> _Problem to work on_
What you return should be every line below, word for word, and none of the images.

◇ ◇ ◇ ◇ ◇

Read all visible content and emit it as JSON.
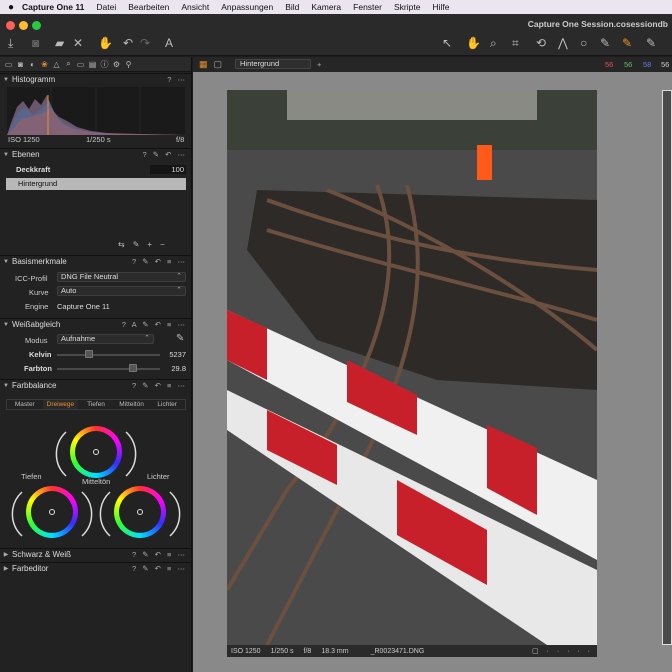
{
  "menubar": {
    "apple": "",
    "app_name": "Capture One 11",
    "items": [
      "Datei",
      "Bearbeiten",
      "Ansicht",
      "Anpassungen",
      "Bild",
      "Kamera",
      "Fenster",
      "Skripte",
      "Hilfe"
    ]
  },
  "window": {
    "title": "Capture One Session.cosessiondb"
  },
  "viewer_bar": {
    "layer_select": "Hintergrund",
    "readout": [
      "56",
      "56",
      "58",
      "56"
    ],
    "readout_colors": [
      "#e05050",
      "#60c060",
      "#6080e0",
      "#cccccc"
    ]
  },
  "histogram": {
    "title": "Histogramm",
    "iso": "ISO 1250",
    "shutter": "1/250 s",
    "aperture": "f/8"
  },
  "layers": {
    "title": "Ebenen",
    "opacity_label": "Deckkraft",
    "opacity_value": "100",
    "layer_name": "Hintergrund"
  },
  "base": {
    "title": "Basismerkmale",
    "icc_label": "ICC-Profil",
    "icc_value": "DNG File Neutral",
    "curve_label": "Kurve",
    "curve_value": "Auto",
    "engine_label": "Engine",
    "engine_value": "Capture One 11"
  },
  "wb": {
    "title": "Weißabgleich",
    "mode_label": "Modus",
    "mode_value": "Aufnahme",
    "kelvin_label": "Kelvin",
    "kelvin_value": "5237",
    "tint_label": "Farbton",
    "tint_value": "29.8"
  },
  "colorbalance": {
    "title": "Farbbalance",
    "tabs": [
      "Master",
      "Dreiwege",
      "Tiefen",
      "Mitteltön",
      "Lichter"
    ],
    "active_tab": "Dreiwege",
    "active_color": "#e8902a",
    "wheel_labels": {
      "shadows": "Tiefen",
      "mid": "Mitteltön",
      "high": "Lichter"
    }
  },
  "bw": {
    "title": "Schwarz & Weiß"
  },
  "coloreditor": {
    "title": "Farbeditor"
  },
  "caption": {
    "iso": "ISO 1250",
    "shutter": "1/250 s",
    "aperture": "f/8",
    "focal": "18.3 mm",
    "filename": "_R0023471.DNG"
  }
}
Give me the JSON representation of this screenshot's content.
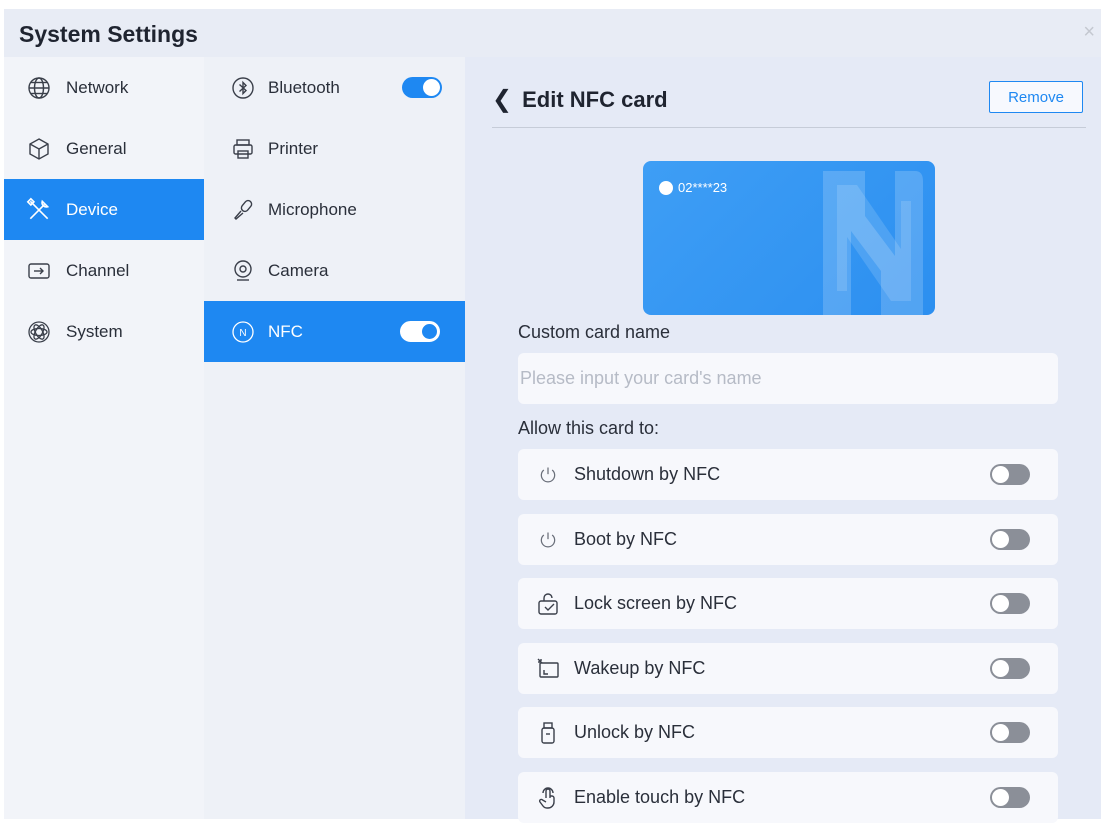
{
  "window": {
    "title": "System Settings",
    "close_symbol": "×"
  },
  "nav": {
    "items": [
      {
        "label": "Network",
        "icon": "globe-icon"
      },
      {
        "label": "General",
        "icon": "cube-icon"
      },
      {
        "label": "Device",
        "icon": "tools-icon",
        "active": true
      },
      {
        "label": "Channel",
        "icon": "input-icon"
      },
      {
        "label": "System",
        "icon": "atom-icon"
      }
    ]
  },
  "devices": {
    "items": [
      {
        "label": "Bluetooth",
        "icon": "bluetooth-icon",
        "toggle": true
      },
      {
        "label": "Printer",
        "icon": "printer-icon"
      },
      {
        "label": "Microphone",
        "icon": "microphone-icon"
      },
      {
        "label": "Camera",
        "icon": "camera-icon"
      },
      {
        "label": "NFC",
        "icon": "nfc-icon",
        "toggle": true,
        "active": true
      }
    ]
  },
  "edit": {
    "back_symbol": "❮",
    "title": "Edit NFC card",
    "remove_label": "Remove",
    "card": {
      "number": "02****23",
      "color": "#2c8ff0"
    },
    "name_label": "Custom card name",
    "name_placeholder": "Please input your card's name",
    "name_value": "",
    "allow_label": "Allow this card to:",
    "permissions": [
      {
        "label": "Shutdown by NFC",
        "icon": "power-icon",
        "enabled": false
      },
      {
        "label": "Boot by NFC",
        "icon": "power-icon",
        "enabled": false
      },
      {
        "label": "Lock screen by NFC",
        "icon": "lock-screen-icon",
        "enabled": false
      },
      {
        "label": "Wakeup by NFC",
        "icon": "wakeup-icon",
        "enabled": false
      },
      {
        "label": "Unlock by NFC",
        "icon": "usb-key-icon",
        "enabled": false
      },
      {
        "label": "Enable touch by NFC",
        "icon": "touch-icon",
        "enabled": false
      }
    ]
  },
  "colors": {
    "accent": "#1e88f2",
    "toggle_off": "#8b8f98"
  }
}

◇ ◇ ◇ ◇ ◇

> _Task response_
Read all visible content and emit it as JSON.
{
  "menubar": {
    "apple": "",
    "app_name": "Capture One 11",
    "items": [
      "Datei",
      "Bearbeiten",
      "Ansicht",
      "Anpassungen",
      "Bild",
      "Kamera",
      "Fenster",
      "Skripte",
      "Hilfe"
    ]
  },
  "window": {
    "title": "Capture One Session.cosessiondb"
  },
  "viewer_bar": {
    "layer_select": "Hintergrund",
    "readout": [
      "56",
      "56",
      "58",
      "56"
    ],
    "readout_colors": [
      "#e05050",
      "#60c060",
      "#6080e0",
      "#cccccc"
    ]
  },
  "histogram": {
    "title": "Histogramm",
    "iso": "ISO 1250",
    "shutter": "1/250 s",
    "aperture": "f/8"
  },
  "layers": {
    "title": "Ebenen",
    "opacity_label": "Deckkraft",
    "opacity_value": "100",
    "layer_name": "Hintergrund"
  },
  "base": {
    "title": "Basismerkmale",
    "icc_label": "ICC-Profil",
    "icc_value": "DNG File Neutral",
    "curve_label": "Kurve",
    "curve_value": "Auto",
    "engine_label": "Engine",
    "engine_value": "Capture One 11"
  },
  "wb": {
    "title": "Weißabgleich",
    "mode_label": "Modus",
    "mode_value": "Aufnahme",
    "kelvin_label": "Kelvin",
    "kelvin_value": "5237",
    "tint_label": "Farbton",
    "tint_value": "29.8"
  },
  "colorbalance": {
    "title": "Farbbalance",
    "tabs": [
      "Master",
      "Dreiwege",
      "Tiefen",
      "Mitteltön",
      "Lichter"
    ],
    "active_tab": "Dreiwege",
    "active_color": "#e8902a",
    "wheel_labels": {
      "shadows": "Tiefen",
      "mid": "Mitteltön",
      "high": "Lichter"
    }
  },
  "bw": {
    "title": "Schwarz & Weiß"
  },
  "coloreditor": {
    "title": "Farbeditor"
  },
  "caption": {
    "iso": "ISO 1250",
    "shutter": "1/250 s",
    "aperture": "f/8",
    "focal": "18.3 mm",
    "filename": "_R0023471.DNG"
  }
}
Give me the JSON representation of this screenshot's content.
{
  "window": {
    "title": "System Settings",
    "close_symbol": "×"
  },
  "nav": {
    "items": [
      {
        "label": "Network",
        "icon": "globe-icon"
      },
      {
        "label": "General",
        "icon": "cube-icon"
      },
      {
        "label": "Device",
        "icon": "tools-icon",
        "active": true
      },
      {
        "label": "Channel",
        "icon": "input-icon"
      },
      {
        "label": "System",
        "icon": "atom-icon"
      }
    ]
  },
  "devices": {
    "items": [
      {
        "label": "Bluetooth",
        "icon": "bluetooth-icon",
        "toggle": true
      },
      {
        "label": "Printer",
        "icon": "printer-icon"
      },
      {
        "label": "Microphone",
        "icon": "microphone-icon"
      },
      {
        "label": "Camera",
        "icon": "camera-icon"
      },
      {
        "label": "NFC",
        "icon": "nfc-icon",
        "toggle": true,
        "active": true
      }
    ]
  },
  "edit": {
    "back_symbol": "❮",
    "title": "Edit NFC card",
    "remove_label": "Remove",
    "card": {
      "number": "02****23",
      "color": "#2c8ff0"
    },
    "name_label": "Custom card name",
    "name_placeholder": "Please input your card's name",
    "name_value": "",
    "allow_label": "Allow this card to:",
    "permissions": [
      {
        "label": "Shutdown by NFC",
        "icon": "power-icon",
        "enabled": false
      },
      {
        "label": "Boot by NFC",
        "icon": "power-icon",
        "enabled": false
      },
      {
        "label": "Lock screen by NFC",
        "icon": "lock-screen-icon",
        "enabled": false
      },
      {
        "label": "Wakeup by NFC",
        "icon": "wakeup-icon",
        "enabled": false
      },
      {
        "label": "Unlock by NFC",
        "icon": "usb-key-icon",
        "enabled": false
      },
      {
        "label": "Enable touch by NFC",
        "icon": "touch-icon",
        "enabled": false
      }
    ]
  },
  "colors": {
    "accent": "#1e88f2",
    "toggle_off": "#8b8f98"
  }
}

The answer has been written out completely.